* Task description
The records that follow are to be repeated exactly, with no pictures carried over.

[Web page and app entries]
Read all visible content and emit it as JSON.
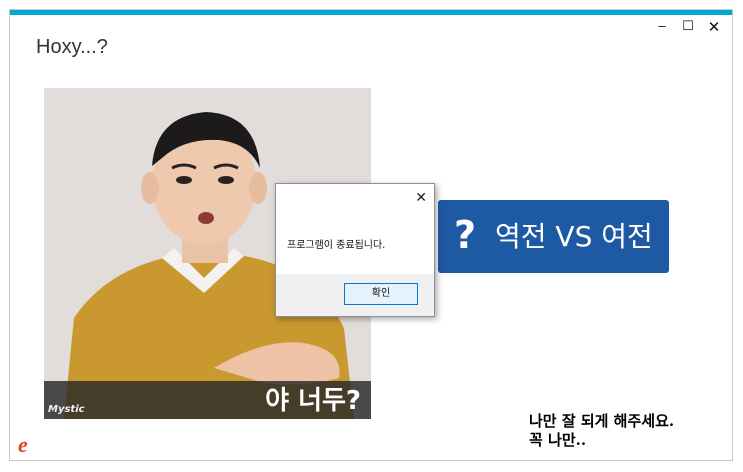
{
  "window": {
    "title": "Hoxy...?",
    "minimize_glyph": "‒",
    "maximize_glyph": "☐",
    "close_glyph": "✕"
  },
  "photo": {
    "brand": "Mystic",
    "caption": "야 너두?"
  },
  "action_button": {
    "icon": "question-icon",
    "icon_glyph": "?",
    "label": "역전 VS 여전",
    "color": "#1e5aa3"
  },
  "dialog": {
    "close_glyph": "✕",
    "message": "프로그램이 종료됩니다.",
    "ok_label": "확인"
  },
  "note": {
    "line1": "나만 잘 되게 해주세요.",
    "line2": "꼭 나만.."
  },
  "ie_icon": {
    "icon": "internet-explorer-icon",
    "glyph": "e"
  },
  "colors": {
    "accent": "#00a9cf",
    "button_blue": "#1e5aa3",
    "sweater": "#c9982f"
  }
}
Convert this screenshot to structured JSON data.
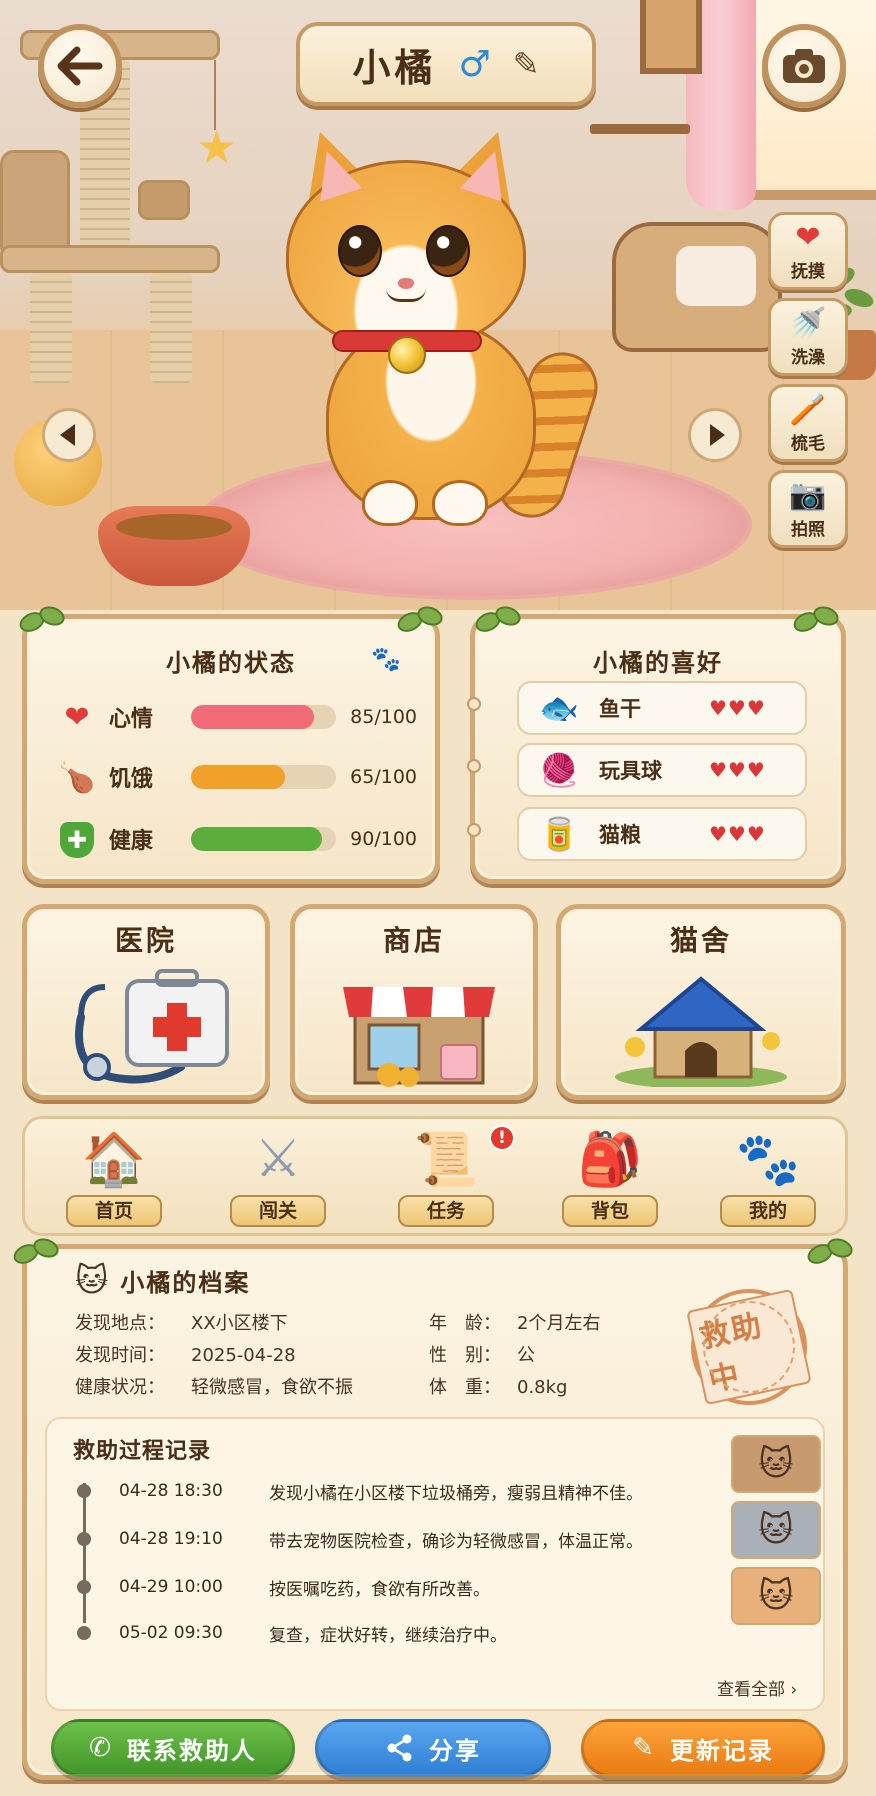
{
  "header": {
    "cat_name": "小橘",
    "gender_symbol": "♂",
    "edit_icon": "pencil-icon",
    "back_icon": "back-arrow-icon",
    "camera_icon": "camera-icon"
  },
  "side_actions": [
    {
      "label": "抚摸",
      "icon": "heart-icon",
      "glyph": "❤"
    },
    {
      "label": "洗澡",
      "icon": "shower-icon",
      "glyph": "🚿"
    },
    {
      "label": "梳毛",
      "icon": "brush-icon",
      "glyph": "🪥"
    },
    {
      "label": "拍照",
      "icon": "camera-icon",
      "glyph": "📷"
    }
  ],
  "status": {
    "title": "小橘的状态",
    "items": [
      {
        "label": "心情",
        "value": 85,
        "max": 100,
        "text": "85/100",
        "color": "#f06a78",
        "icon": "heart-icon",
        "glyph": "❤"
      },
      {
        "label": "饥饿",
        "value": 65,
        "max": 100,
        "text": "65/100",
        "color": "#f1a02a",
        "icon": "drumstick-icon",
        "glyph": "🍗"
      },
      {
        "label": "健康",
        "value": 90,
        "max": 100,
        "text": "90/100",
        "color": "#5cae3c",
        "icon": "health-shield-icon",
        "glyph": "✚"
      }
    ]
  },
  "likes": {
    "title": "小橘的喜好",
    "items": [
      {
        "label": "鱼干",
        "hearts": "♥♥♥",
        "icon": "fish-icon",
        "glyph": "🐟"
      },
      {
        "label": "玩具球",
        "hearts": "♥♥♥",
        "icon": "yarn-ball-icon",
        "glyph": "🧶"
      },
      {
        "label": "猫粮",
        "hearts": "♥♥♥",
        "icon": "cat-food-can-icon",
        "glyph": "🥫"
      }
    ]
  },
  "places": [
    {
      "label": "医院",
      "icon": "first-aid-kit-icon"
    },
    {
      "label": "商店",
      "icon": "shop-icon"
    },
    {
      "label": "猫舍",
      "icon": "cat-house-icon"
    }
  ],
  "nav": [
    {
      "label": "首页",
      "icon": "home-icon",
      "glyph": "🏠"
    },
    {
      "label": "闯关",
      "icon": "crossed-swords-icon",
      "glyph": "⚔"
    },
    {
      "label": "任务",
      "icon": "scroll-icon",
      "glyph": "📜",
      "badge": "!"
    },
    {
      "label": "背包",
      "icon": "backpack-icon",
      "glyph": "🎒"
    },
    {
      "label": "我的",
      "icon": "paw-icon",
      "glyph": "🐾"
    }
  ],
  "archive": {
    "title": "小橘的档案",
    "fields": [
      {
        "key": "发现地点：",
        "value": "XX小区楼下"
      },
      {
        "key": "发现时间：",
        "value": "2025-04-28"
      },
      {
        "key": "健康状况：",
        "value": "轻微感冒，食欲不振"
      },
      {
        "key": "年　龄：",
        "value": "2个月左右"
      },
      {
        "key": "性　别：",
        "value": "公"
      },
      {
        "key": "体　重：",
        "value": "0.8kg"
      }
    ],
    "stamp": "救助中",
    "timeline_title": "救助过程记录",
    "timeline": [
      {
        "time": "04-28  18:30",
        "text": "发现小橘在小区楼下垃圾桶旁，瘦弱且精神不佳。"
      },
      {
        "time": "04-28  19:10",
        "text": "带去宠物医院检查，确诊为轻微感冒，体温正常。"
      },
      {
        "time": "04-29  10:00",
        "text": "按医嘱吃药，食欲有所改善。"
      },
      {
        "time": "05-02  09:30",
        "text": "复查，症状好转，继续治疗中。"
      }
    ],
    "view_all": "查看全部 ›"
  },
  "actions": {
    "contact": "联系救助人",
    "share": "分享",
    "update": "更新记录"
  }
}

* Solution to this problem
Read all visible content and emit it as JSON.
{
  "window": {
    "title": "Hoxy...?",
    "minimize_glyph": "‒",
    "maximize_glyph": "☐",
    "close_glyph": "✕"
  },
  "photo": {
    "brand": "Mystic",
    "caption": "야 너두?"
  },
  "action_button": {
    "icon": "question-icon",
    "icon_glyph": "?",
    "label": "역전 VS 여전",
    "color": "#1e5aa3"
  },
  "dialog": {
    "close_glyph": "✕",
    "message": "프로그램이 종료됩니다.",
    "ok_label": "확인"
  },
  "note": {
    "line1": "나만 잘 되게 해주세요.",
    "line2": "꼭 나만.."
  },
  "ie_icon": {
    "icon": "internet-explorer-icon",
    "glyph": "e"
  },
  "colors": {
    "accent": "#00a9cf",
    "button_blue": "#1e5aa3",
    "sweater": "#c9982f"
  }
}
Convert this screenshot to structured JSON data.
{
  "header": {
    "cat_name": "小橘",
    "gender_symbol": "♂",
    "edit_icon": "pencil-icon",
    "back_icon": "back-arrow-icon",
    "camera_icon": "camera-icon"
  },
  "side_actions": [
    {
      "label": "抚摸",
      "icon": "heart-icon",
      "glyph": "❤"
    },
    {
      "label": "洗澡",
      "icon": "shower-icon",
      "glyph": "🚿"
    },
    {
      "label": "梳毛",
      "icon": "brush-icon",
      "glyph": "🪥"
    },
    {
      "label": "拍照",
      "icon": "camera-icon",
      "glyph": "📷"
    }
  ],
  "status": {
    "title": "小橘的状态",
    "items": [
      {
        "label": "心情",
        "value": 85,
        "max": 100,
        "text": "85/100",
        "color": "#f06a78",
        "icon": "heart-icon",
        "glyph": "❤"
      },
      {
        "label": "饥饿",
        "value": 65,
        "max": 100,
        "text": "65/100",
        "color": "#f1a02a",
        "icon": "drumstick-icon",
        "glyph": "🍗"
      },
      {
        "label": "健康",
        "value": 90,
        "max": 100,
        "text": "90/100",
        "color": "#5cae3c",
        "icon": "health-shield-icon",
        "glyph": "✚"
      }
    ]
  },
  "likes": {
    "title": "小橘的喜好",
    "items": [
      {
        "label": "鱼干",
        "hearts": "♥♥♥",
        "icon": "fish-icon",
        "glyph": "🐟"
      },
      {
        "label": "玩具球",
        "hearts": "♥♥♥",
        "icon": "yarn-ball-icon",
        "glyph": "🧶"
      },
      {
        "label": "猫粮",
        "hearts": "♥♥♥",
        "icon": "cat-food-can-icon",
        "glyph": "🥫"
      }
    ]
  },
  "places": [
    {
      "label": "医院",
      "icon": "first-aid-kit-icon"
    },
    {
      "label": "商店",
      "icon": "shop-icon"
    },
    {
      "label": "猫舍",
      "icon": "cat-house-icon"
    }
  ],
  "nav": [
    {
      "label": "首页",
      "icon": "home-icon",
      "glyph": "🏠"
    },
    {
      "label": "闯关",
      "icon": "crossed-swords-icon",
      "glyph": "⚔"
    },
    {
      "label": "任务",
      "icon": "scroll-icon",
      "glyph": "📜",
      "badge": "!"
    },
    {
      "label": "背包",
      "icon": "backpack-icon",
      "glyph": "🎒"
    },
    {
      "label": "我的",
      "icon": "paw-icon",
      "glyph": "🐾"
    }
  ],
  "archive": {
    "title": "小橘的档案",
    "fields": [
      {
        "key": "发现地点：",
        "value": "XX小区楼下"
      },
      {
        "key": "发现时间：",
        "value": "2025-04-28"
      },
      {
        "key": "健康状况：",
        "value": "轻微感冒，食欲不振"
      },
      {
        "key": "年　龄：",
        "value": "2个月左右"
      },
      {
        "key": "性　别：",
        "value": "公"
      },
      {
        "key": "体　重：",
        "value": "0.8kg"
      }
    ],
    "stamp": "救助中",
    "timeline_title": "救助过程记录",
    "timeline": [
      {
        "time": "04-28  18:30",
        "text": "发现小橘在小区楼下垃圾桶旁，瘦弱且精神不佳。"
      },
      {
        "time": "04-28  19:10",
        "text": "带去宠物医院检查，确诊为轻微感冒，体温正常。"
      },
      {
        "time": "04-29  10:00",
        "text": "按医嘱吃药，食欲有所改善。"
      },
      {
        "time": "05-02  09:30",
        "text": "复查，症状好转，继续治疗中。"
      }
    ],
    "view_all": "查看全部 ›"
  },
  "actions": {
    "contact": "联系救助人",
    "share": "分享",
    "update": "更新记录"
  }
}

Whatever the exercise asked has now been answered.